++++ Source material ++++

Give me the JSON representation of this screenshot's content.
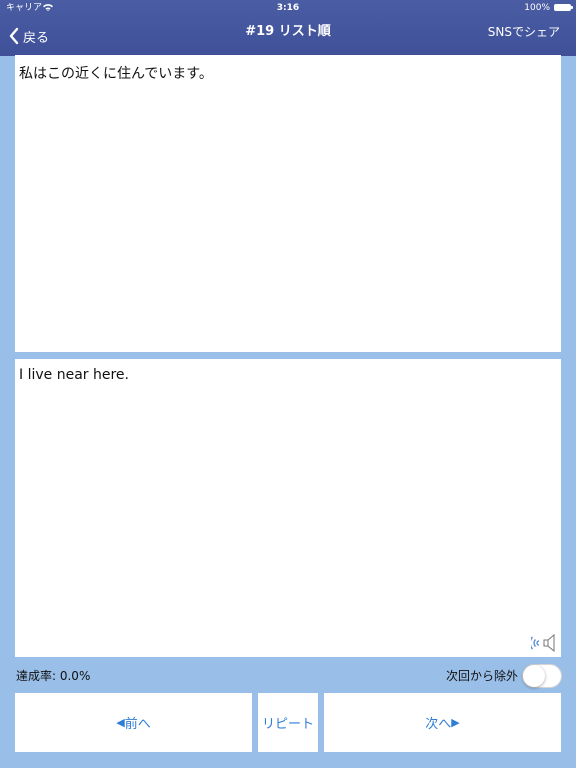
{
  "status_bar": {
    "carrier": "キャリア",
    "time": "3:16",
    "battery": "100%"
  },
  "nav": {
    "back_label": "戻る",
    "title": "#19 リスト順",
    "share_label": "SNSでシェア"
  },
  "cards": {
    "japanese": "私はこの近くに住んでいます。",
    "english": "I live near here."
  },
  "footer": {
    "progress": "達成率: 0.0%",
    "exclude_label": "次回から除外",
    "exclude_on": false
  },
  "buttons": {
    "prev_arrow": "◀",
    "prev_label": "前へ",
    "repeat_label": "リピート",
    "next_label": "次へ",
    "next_arrow": "▶"
  },
  "colors": {
    "nav_bar": "#4a5da3",
    "background": "#99bfe9",
    "accent": "#2e7dd6"
  }
}
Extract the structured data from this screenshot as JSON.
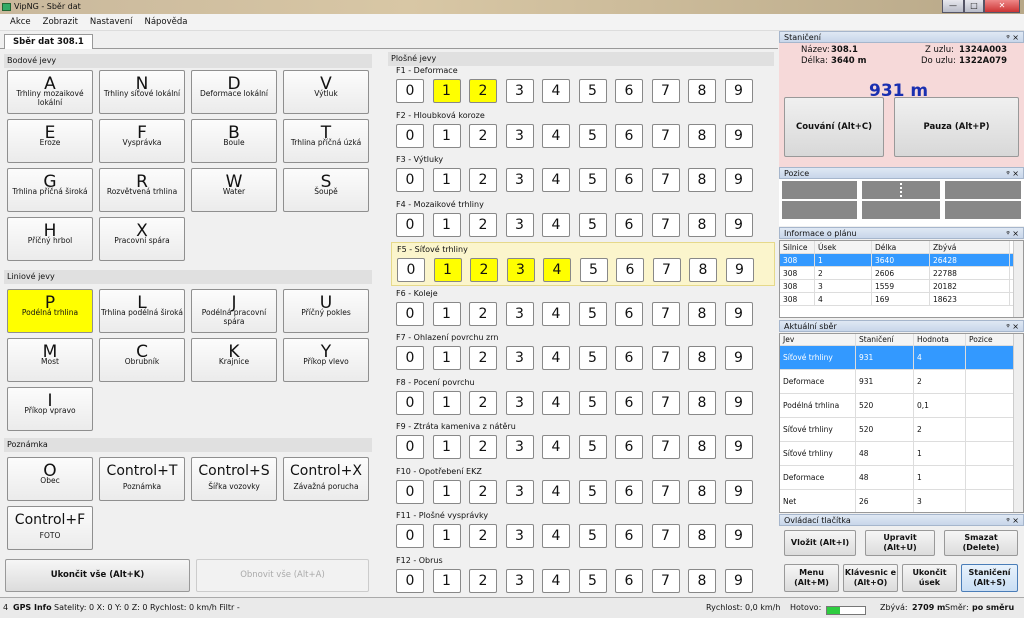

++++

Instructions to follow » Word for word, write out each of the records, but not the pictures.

Solution to this exercise »
Give me the JSON representation of this screenshot's content.
{
  "status_bar": {
    "carrier": "キャリア",
    "time": "3:16",
    "battery": "100%"
  },
  "nav": {
    "back_label": "戻る",
    "title": "#19 リスト順",
    "share_label": "SNSでシェア"
  },
  "cards": {
    "japanese": "私はこの近くに住んでいます。",
    "english": "I live near here."
  },
  "footer": {
    "progress": "達成率: 0.0%",
    "exclude_label": "次回から除外",
    "exclude_on": false
  },
  "buttons": {
    "prev_arrow": "◀",
    "prev_label": "前へ",
    "repeat_label": "リピート",
    "next_label": "次へ",
    "next_arrow": "▶"
  },
  "colors": {
    "nav_bar": "#4a5da3",
    "background": "#99bfe9",
    "accent": "#2e7dd6"
  }
}
Extract the structured data from this screenshot as JSON.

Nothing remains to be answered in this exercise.